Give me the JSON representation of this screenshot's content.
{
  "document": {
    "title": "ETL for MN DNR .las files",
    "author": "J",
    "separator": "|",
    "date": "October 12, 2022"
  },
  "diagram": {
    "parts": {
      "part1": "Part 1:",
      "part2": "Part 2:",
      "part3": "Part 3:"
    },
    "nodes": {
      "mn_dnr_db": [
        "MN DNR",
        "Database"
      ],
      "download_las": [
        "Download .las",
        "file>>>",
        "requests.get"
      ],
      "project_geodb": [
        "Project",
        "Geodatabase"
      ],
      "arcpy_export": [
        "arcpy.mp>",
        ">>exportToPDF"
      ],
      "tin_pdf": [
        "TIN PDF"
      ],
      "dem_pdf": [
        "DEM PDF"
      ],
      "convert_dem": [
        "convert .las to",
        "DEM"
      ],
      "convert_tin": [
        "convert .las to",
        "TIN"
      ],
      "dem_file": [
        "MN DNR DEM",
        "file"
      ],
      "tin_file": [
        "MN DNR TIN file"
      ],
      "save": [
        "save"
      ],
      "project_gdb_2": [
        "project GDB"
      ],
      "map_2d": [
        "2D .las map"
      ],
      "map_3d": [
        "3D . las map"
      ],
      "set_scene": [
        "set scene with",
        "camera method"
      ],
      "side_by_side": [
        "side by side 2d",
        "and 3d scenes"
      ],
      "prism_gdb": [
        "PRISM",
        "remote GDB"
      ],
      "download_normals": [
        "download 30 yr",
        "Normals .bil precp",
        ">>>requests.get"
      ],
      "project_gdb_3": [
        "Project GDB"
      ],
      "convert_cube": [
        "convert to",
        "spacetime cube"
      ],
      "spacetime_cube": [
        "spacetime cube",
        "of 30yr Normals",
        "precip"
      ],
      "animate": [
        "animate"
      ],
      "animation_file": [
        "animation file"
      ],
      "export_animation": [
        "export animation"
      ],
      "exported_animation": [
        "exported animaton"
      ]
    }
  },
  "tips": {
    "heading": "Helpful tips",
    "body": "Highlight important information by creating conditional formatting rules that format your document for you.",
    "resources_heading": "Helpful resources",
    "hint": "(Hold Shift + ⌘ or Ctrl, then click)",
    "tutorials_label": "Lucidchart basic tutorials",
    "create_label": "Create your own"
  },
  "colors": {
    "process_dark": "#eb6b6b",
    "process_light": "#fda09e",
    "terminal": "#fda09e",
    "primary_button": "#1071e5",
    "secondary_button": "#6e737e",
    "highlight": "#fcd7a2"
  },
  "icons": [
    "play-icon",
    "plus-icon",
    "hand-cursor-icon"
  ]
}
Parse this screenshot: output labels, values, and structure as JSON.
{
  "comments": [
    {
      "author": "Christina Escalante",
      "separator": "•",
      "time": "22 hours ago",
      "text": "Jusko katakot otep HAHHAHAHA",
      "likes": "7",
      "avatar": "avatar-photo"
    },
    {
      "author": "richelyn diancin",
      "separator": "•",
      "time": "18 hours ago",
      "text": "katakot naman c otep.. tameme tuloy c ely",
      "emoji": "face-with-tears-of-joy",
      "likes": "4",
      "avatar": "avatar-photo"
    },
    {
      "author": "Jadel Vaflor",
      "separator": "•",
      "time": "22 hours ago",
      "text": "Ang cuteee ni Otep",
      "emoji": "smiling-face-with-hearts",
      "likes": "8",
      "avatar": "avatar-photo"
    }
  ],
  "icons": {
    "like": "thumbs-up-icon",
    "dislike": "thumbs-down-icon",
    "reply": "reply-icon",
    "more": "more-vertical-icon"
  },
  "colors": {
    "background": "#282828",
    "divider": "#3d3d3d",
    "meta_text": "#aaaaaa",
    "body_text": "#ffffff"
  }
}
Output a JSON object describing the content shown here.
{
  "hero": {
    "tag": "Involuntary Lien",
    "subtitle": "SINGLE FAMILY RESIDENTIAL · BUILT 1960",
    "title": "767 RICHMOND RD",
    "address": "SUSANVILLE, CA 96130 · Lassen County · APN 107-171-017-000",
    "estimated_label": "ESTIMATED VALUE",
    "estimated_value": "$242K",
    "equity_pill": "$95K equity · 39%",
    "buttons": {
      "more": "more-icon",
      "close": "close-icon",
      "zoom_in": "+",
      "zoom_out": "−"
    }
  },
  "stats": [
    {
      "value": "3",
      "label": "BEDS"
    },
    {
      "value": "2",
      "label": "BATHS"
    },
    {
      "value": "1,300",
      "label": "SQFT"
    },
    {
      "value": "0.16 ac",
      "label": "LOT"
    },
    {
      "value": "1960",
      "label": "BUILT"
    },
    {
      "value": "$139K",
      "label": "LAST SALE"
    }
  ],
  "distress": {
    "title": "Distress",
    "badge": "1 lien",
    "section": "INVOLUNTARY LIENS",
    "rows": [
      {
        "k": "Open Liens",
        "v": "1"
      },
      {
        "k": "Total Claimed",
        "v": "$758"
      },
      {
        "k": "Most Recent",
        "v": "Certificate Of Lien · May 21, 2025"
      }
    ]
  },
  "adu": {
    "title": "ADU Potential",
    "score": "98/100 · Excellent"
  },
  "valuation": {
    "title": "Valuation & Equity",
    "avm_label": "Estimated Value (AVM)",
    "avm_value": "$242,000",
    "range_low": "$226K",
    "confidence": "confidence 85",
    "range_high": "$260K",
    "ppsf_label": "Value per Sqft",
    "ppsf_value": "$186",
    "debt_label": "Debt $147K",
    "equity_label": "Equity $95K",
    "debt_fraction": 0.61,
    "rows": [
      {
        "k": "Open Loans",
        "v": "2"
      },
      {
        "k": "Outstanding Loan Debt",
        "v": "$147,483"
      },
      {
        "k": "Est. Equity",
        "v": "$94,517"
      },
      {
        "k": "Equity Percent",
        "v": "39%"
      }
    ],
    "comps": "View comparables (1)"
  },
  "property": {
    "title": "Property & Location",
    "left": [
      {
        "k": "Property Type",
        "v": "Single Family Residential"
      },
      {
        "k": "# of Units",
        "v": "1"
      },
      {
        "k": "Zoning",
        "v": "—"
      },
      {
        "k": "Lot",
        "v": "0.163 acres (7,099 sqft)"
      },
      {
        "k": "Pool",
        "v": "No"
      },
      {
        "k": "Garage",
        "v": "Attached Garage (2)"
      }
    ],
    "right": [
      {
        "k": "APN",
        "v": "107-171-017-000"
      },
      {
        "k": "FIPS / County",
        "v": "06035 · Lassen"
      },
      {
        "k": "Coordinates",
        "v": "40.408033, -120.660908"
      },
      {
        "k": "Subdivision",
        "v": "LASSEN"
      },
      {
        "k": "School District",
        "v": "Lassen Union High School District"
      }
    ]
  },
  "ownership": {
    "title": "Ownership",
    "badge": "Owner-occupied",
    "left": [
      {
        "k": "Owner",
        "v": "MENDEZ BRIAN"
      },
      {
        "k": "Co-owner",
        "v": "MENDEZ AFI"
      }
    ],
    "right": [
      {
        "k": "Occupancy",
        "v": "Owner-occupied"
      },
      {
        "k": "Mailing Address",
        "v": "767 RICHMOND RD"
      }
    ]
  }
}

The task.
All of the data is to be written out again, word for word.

Written response.
Give me the JSON representation of this screenshot's content.
{
  "document": {
    "title": "ETL for MN DNR .las files",
    "author": "J",
    "separator": "|",
    "date": "October 12, 2022"
  },
  "diagram": {
    "parts": {
      "part1": "Part 1:",
      "part2": "Part 2:",
      "part3": "Part 3:"
    },
    "nodes": {
      "mn_dnr_db": [
        "MN DNR",
        "Database"
      ],
      "download_las": [
        "Download .las",
        "file>>>",
        "requests.get"
      ],
      "project_geodb": [
        "Project",
        "Geodatabase"
      ],
      "arcpy_export": [
        "arcpy.mp>",
        ">>exportToPDF"
      ],
      "tin_pdf": [
        "TIN PDF"
      ],
      "dem_pdf": [
        "DEM PDF"
      ],
      "convert_dem": [
        "convert .las to",
        "DEM"
      ],
      "convert_tin": [
        "convert .las to",
        "TIN"
      ],
      "dem_file": [
        "MN DNR DEM",
        "file"
      ],
      "tin_file": [
        "MN DNR TIN file"
      ],
      "save": [
        "save"
      ],
      "project_gdb_2": [
        "project GDB"
      ],
      "map_2d": [
        "2D .las map"
      ],
      "map_3d": [
        "3D . las map"
      ],
      "set_scene": [
        "set scene with",
        "camera method"
      ],
      "side_by_side": [
        "side by side 2d",
        "and 3d scenes"
      ],
      "prism_gdb": [
        "PRISM",
        "remote GDB"
      ],
      "download_normals": [
        "download 30 yr",
        "Normals .bil precp",
        ">>>requests.get"
      ],
      "project_gdb_3": [
        "Project GDB"
      ],
      "convert_cube": [
        "convert to",
        "spacetime cube"
      ],
      "spacetime_cube": [
        "spacetime cube",
        "of 30yr Normals",
        "precip"
      ],
      "animate": [
        "animate"
      ],
      "animation_file": [
        "animation file"
      ],
      "export_animation": [
        "export animation"
      ],
      "exported_animation": [
        "exported animaton"
      ]
    }
  },
  "tips": {
    "heading": "Helpful tips",
    "body": "Highlight important information by creating conditional formatting rules that format your document for you.",
    "resources_heading": "Helpful resources",
    "hint": "(Hold Shift + ⌘ or Ctrl, then click)",
    "tutorials_label": "Lucidchart basic tutorials",
    "create_label": "Create your own"
  },
  "colors": {
    "process_dark": "#eb6b6b",
    "process_light": "#fda09e",
    "terminal": "#fda09e",
    "primary_button": "#1071e5",
    "secondary_button": "#6e737e",
    "highlight": "#fcd7a2"
  },
  "icons": [
    "play-icon",
    "plus-icon",
    "hand-cursor-icon"
  ]
}
Parse this screenshot: output labels, values, and structure as JSON.
{
  "comments": [
    {
      "author": "Christina Escalante",
      "separator": "•",
      "time": "22 hours ago",
      "text": "Jusko katakot otep HAHHAHAHA",
      "likes": "7",
      "avatar": "avatar-photo"
    },
    {
      "author": "richelyn diancin",
      "separator": "•",
      "time": "18 hours ago",
      "text": "katakot naman c otep.. tameme tuloy c ely",
      "emoji": "face-with-tears-of-joy",
      "likes": "4",
      "avatar": "avatar-photo"
    },
    {
      "author": "Jadel Vaflor",
      "separator": "•",
      "time": "22 hours ago",
      "text": "Ang cuteee ni Otep",
      "emoji": "smiling-face-with-hearts",
      "likes": "8",
      "avatar": "avatar-photo"
    }
  ],
  "icons": {
    "like": "thumbs-up-icon",
    "dislike": "thumbs-down-icon",
    "reply": "reply-icon",
    "more": "more-vertical-icon"
  },
  "colors": {
    "background": "#282828",
    "divider": "#3d3d3d",
    "meta_text": "#aaaaaa",
    "body_text": "#ffffff"
  }
}
Output a JSON object describing the content shown here.
{
  "hero": {
    "tag": "Involuntary Lien",
    "subtitle": "SINGLE FAMILY RESIDENTIAL · BUILT 1960",
    "title": "767 RICHMOND RD",
    "address": "SUSANVILLE, CA 96130 · Lassen County · APN 107-171-017-000",
    "estimated_label": "ESTIMATED VALUE",
    "estimated_value": "$242K",
    "equity_pill": "$95K equity · 39%",
    "buttons": {
      "more": "more-icon",
      "close": "close-icon",
      "zoom_in": "+",
      "zoom_out": "−"
    }
  },
  "stats": [
    {
      "value": "3",
      "label": "BEDS"
    },
    {
      "value": "2",
      "label": "BATHS"
    },
    {
      "value": "1,300",
      "label": "SQFT"
    },
    {
      "value": "0.16 ac",
      "label": "LOT"
    },
    {
      "value": "1960",
      "label": "BUILT"
    },
    {
      "value": "$139K",
      "label": "LAST SALE"
    }
  ],
  "distress": {
    "title": "Distress",
    "badge": "1 lien",
    "section": "INVOLUNTARY LIENS",
    "rows": [
      {
        "k": "Open Liens",
        "v": "1"
      },
      {
        "k": "Total Claimed",
        "v": "$758"
      },
      {
        "k": "Most Recent",
        "v": "Certificate Of Lien · May 21, 2025"
      }
    ]
  },
  "adu": {
    "title": "ADU Potential",
    "score": "98/100 · Excellent"
  },
  "valuation": {
    "title": "Valuation & Equity",
    "avm_label": "Estimated Value (AVM)",
    "avm_value": "$242,000",
    "range_low": "$226K",
    "confidence": "confidence 85",
    "range_high": "$260K",
    "ppsf_label": "Value per Sqft",
    "ppsf_value": "$186",
    "debt_label": "Debt $147K",
    "equity_label": "Equity $95K",
    "debt_fraction": 0.61,
    "rows": [
      {
        "k": "Open Loans",
        "v": "2"
      },
      {
        "k": "Outstanding Loan Debt",
        "v": "$147,483"
      },
      {
        "k": "Est. Equity",
        "v": "$94,517"
      },
      {
        "k": "Equity Percent",
        "v": "39%"
      }
    ],
    "comps": "View comparables (1)"
  },
  "property": {
    "title": "Property & Location",
    "left": [
      {
        "k": "Property Type",
        "v": "Single Family Residential"
      },
      {
        "k": "# of Units",
        "v": "1"
      },
      {
        "k": "Zoning",
        "v": "—"
      },
      {
        "k": "Lot",
        "v": "0.163 acres (7,099 sqft)"
      },
      {
        "k": "Pool",
        "v": "No"
      },
      {
        "k": "Garage",
        "v": "Attached Garage (2)"
      }
    ],
    "right": [
      {
        "k": "APN",
        "v": "107-171-017-000"
      },
      {
        "k": "FIPS / County",
        "v": "06035 · Lassen"
      },
      {
        "k": "Coordinates",
        "v": "40.408033, -120.660908"
      },
      {
        "k": "Subdivision",
        "v": "LASSEN"
      },
      {
        "k": "School District",
        "v": "Lassen Union High School District"
      }
    ]
  },
  "ownership": {
    "title": "Ownership",
    "badge": "Owner-occupied",
    "left": [
      {
        "k": "Owner",
        "v": "MENDEZ BRIAN"
      },
      {
        "k": "Co-owner",
        "v": "MENDEZ AFI"
      }
    ],
    "right": [
      {
        "k": "Occupancy",
        "v": "Owner-occupied"
      },
      {
        "k": "Mailing Address",
        "v": "767 RICHMOND RD"
      }
    ]
  }
}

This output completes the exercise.